Requirement ▸
Write out every entry exactly as it appears.
Provided entries START
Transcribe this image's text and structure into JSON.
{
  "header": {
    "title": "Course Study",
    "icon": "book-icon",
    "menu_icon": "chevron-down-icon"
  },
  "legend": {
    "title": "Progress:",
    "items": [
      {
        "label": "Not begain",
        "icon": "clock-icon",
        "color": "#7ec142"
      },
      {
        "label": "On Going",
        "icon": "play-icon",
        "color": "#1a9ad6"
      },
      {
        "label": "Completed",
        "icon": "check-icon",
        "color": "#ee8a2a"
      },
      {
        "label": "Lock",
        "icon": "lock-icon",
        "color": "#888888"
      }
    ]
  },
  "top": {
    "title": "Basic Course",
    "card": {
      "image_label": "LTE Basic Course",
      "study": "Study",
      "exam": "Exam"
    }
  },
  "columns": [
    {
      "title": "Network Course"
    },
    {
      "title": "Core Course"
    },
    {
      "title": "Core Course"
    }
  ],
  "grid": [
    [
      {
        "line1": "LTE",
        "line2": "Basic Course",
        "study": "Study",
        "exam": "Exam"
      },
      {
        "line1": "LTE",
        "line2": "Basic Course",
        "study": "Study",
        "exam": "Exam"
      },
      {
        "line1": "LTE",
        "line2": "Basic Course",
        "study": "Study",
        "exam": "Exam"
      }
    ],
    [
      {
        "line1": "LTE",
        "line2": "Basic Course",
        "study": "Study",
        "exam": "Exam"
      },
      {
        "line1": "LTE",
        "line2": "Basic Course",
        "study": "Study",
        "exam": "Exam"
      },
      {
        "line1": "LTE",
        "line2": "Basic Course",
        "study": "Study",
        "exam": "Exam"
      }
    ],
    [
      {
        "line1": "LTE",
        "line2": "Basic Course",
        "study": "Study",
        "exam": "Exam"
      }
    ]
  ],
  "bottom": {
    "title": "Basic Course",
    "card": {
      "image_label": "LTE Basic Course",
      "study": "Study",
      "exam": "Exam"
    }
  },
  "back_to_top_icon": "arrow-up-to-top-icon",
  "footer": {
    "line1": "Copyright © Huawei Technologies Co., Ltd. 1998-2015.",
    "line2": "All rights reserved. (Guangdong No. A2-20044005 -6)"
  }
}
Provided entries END
Response to the task ▸
Transcribe this image's text and structure into JSON.
{
  "header": {
    "title": "Course Study",
    "icon": "book-icon",
    "menu_icon": "chevron-down-icon"
  },
  "legend": {
    "title": "Progress:",
    "items": [
      {
        "label": "Not begain",
        "icon": "clock-icon",
        "color": "#7ec142"
      },
      {
        "label": "On Going",
        "icon": "play-icon",
        "color": "#1a9ad6"
      },
      {
        "label": "Completed",
        "icon": "check-icon",
        "color": "#ee8a2a"
      },
      {
        "label": "Lock",
        "icon": "lock-icon",
        "color": "#888888"
      }
    ]
  },
  "top": {
    "title": "Basic Course",
    "card": {
      "image_label": "LTE Basic Course",
      "study": "Study",
      "exam": "Exam"
    }
  },
  "columns": [
    {
      "title": "Network Course"
    },
    {
      "title": "Core Course"
    },
    {
      "title": "Core Course"
    }
  ],
  "grid": [
    [
      {
        "line1": "LTE",
        "line2": "Basic Course",
        "study": "Study",
        "exam": "Exam"
      },
      {
        "line1": "LTE",
        "line2": "Basic Course",
        "study": "Study",
        "exam": "Exam"
      },
      {
        "line1": "LTE",
        "line2": "Basic Course",
        "study": "Study",
        "exam": "Exam"
      }
    ],
    [
      {
        "line1": "LTE",
        "line2": "Basic Course",
        "study": "Study",
        "exam": "Exam"
      },
      {
        "line1": "LTE",
        "line2": "Basic Course",
        "study": "Study",
        "exam": "Exam"
      },
      {
        "line1": "LTE",
        "line2": "Basic Course",
        "study": "Study",
        "exam": "Exam"
      }
    ],
    [
      {
        "line1": "LTE",
        "line2": "Basic Course",
        "study": "Study",
        "exam": "Exam"
      }
    ]
  ],
  "bottom": {
    "title": "Basic Course",
    "card": {
      "image_label": "LTE Basic Course",
      "study": "Study",
      "exam": "Exam"
    }
  },
  "back_to_top_icon": "arrow-up-to-top-icon",
  "footer": {
    "line1": "Copyright © Huawei Technologies Co., Ltd. 1998-2015.",
    "line2": "All rights reserved. (Guangdong No. A2-20044005 -6)"
  }
}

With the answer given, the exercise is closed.